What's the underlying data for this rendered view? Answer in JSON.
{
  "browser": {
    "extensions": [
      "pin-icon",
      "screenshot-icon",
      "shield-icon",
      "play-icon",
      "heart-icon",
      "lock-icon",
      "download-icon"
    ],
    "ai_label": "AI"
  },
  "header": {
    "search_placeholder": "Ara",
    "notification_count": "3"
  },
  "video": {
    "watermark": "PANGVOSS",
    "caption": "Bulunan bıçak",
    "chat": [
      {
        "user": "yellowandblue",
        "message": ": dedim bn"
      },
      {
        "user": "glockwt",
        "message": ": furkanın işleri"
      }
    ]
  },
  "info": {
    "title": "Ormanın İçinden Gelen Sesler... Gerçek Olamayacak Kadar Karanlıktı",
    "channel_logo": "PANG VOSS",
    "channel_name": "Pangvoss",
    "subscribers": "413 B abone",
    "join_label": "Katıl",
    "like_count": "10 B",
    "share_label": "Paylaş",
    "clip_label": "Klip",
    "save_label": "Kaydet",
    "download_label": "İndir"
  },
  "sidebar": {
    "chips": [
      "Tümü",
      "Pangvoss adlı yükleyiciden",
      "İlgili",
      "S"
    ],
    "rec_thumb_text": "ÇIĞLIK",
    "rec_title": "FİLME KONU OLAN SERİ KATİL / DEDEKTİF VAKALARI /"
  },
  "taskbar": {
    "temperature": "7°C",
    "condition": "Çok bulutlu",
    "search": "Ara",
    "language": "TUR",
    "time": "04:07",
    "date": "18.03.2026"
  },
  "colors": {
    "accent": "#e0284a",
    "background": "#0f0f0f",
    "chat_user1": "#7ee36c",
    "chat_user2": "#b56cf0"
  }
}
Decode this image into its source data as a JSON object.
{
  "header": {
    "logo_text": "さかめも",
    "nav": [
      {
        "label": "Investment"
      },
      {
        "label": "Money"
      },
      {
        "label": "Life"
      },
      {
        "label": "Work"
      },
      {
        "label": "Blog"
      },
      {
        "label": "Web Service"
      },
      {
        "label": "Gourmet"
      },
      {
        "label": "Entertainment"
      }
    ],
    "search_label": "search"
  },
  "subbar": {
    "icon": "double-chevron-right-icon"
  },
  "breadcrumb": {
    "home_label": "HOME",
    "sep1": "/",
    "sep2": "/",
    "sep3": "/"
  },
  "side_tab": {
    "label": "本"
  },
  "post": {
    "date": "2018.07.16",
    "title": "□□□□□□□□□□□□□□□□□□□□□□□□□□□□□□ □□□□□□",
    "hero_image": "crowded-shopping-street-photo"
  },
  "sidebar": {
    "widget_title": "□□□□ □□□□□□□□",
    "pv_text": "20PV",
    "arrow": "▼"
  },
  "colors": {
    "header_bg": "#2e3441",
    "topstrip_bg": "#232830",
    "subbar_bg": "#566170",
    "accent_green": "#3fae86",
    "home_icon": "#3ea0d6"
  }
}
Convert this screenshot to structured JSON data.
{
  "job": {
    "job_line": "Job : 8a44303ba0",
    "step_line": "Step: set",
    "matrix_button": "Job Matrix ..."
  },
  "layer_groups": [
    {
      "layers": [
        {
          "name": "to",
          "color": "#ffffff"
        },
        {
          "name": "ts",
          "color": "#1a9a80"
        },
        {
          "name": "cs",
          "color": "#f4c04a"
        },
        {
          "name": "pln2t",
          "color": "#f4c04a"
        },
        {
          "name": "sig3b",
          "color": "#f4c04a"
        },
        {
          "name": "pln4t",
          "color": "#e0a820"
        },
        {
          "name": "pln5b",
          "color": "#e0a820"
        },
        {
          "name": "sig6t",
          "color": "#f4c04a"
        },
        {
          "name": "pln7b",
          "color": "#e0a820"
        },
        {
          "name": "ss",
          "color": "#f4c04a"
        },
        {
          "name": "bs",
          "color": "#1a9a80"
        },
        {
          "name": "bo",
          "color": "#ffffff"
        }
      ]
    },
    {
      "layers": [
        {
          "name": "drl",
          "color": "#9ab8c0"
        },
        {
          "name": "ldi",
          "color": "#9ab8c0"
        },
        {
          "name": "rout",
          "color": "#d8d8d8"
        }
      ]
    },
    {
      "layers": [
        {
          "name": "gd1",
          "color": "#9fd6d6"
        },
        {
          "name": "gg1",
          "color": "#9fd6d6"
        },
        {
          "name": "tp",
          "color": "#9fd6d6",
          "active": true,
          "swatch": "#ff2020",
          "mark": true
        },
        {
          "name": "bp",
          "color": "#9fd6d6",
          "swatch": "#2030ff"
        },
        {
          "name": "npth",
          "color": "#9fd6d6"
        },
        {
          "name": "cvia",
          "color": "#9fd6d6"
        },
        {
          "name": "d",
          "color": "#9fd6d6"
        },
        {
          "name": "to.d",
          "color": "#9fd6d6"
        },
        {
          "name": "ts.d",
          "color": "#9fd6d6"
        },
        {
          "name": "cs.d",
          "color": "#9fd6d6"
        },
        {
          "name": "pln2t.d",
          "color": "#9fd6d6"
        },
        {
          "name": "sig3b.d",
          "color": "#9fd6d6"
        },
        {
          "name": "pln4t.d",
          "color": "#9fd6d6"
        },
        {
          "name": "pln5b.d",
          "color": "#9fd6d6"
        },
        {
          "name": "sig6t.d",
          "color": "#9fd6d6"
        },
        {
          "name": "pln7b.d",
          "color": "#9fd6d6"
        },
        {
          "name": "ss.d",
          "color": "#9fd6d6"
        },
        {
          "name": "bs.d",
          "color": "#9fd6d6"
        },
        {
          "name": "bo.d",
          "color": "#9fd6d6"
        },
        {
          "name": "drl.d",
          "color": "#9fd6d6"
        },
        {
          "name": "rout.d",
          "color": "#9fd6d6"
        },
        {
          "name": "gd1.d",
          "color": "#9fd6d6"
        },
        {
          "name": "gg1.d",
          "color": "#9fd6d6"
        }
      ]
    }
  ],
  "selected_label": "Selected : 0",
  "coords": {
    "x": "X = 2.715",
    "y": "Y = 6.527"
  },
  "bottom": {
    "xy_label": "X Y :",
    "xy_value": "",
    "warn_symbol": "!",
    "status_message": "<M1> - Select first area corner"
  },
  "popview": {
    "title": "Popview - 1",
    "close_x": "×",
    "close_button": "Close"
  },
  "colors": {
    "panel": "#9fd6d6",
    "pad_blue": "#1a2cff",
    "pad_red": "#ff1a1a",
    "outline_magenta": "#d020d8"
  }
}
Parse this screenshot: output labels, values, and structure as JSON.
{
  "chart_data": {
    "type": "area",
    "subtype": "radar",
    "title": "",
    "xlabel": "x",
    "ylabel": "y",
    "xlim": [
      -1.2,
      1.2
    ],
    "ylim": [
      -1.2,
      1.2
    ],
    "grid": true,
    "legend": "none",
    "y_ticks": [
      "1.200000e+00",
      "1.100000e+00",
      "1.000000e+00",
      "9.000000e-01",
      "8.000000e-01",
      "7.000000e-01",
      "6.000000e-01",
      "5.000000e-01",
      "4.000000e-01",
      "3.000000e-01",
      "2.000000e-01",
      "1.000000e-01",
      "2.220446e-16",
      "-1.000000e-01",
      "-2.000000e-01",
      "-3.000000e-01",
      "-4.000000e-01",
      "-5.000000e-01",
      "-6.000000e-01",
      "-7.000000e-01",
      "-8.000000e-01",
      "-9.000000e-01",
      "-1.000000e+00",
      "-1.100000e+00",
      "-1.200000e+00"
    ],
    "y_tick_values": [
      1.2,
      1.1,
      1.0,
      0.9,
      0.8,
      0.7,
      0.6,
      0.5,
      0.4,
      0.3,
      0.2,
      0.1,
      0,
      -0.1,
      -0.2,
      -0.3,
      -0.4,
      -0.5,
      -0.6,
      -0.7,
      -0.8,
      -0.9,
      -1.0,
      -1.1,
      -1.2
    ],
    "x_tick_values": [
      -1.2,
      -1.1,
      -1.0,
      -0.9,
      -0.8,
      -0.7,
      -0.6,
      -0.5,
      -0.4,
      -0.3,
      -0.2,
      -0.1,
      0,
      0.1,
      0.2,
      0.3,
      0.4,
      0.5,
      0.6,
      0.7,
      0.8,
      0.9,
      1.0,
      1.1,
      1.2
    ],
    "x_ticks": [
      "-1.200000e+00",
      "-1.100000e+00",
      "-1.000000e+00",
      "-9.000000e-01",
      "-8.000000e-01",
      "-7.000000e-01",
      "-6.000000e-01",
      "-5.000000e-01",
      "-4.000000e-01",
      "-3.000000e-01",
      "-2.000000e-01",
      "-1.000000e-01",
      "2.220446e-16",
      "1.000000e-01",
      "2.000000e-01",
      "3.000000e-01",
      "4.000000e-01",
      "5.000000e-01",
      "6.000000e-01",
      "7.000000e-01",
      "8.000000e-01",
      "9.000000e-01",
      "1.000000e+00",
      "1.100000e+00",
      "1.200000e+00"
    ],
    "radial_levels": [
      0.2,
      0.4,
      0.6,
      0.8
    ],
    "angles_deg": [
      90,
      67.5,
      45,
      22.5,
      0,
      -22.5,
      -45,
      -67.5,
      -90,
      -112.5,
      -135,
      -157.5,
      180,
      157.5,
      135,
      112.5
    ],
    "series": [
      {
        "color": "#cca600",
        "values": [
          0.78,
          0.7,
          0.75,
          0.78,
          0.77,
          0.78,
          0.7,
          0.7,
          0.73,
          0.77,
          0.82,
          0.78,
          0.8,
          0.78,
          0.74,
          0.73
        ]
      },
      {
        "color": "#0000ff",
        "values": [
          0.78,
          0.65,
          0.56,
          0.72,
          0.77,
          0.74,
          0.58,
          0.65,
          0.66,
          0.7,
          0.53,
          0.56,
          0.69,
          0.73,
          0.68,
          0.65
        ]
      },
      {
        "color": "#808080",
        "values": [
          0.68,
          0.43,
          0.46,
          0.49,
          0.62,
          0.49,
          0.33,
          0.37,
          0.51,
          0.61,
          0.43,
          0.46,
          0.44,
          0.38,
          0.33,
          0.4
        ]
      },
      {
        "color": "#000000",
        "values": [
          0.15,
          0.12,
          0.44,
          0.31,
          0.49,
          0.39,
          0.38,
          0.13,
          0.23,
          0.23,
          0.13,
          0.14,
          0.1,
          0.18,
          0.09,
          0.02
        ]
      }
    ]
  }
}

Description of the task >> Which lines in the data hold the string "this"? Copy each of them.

Answer section >>
What's the underlying data for this rendered view? Answer in JSON.
Decode this image into its source data as a JSON object.
Convert this screenshot to structured JSON data.
Parse this screenshot: output labels, values, and structure as JSON.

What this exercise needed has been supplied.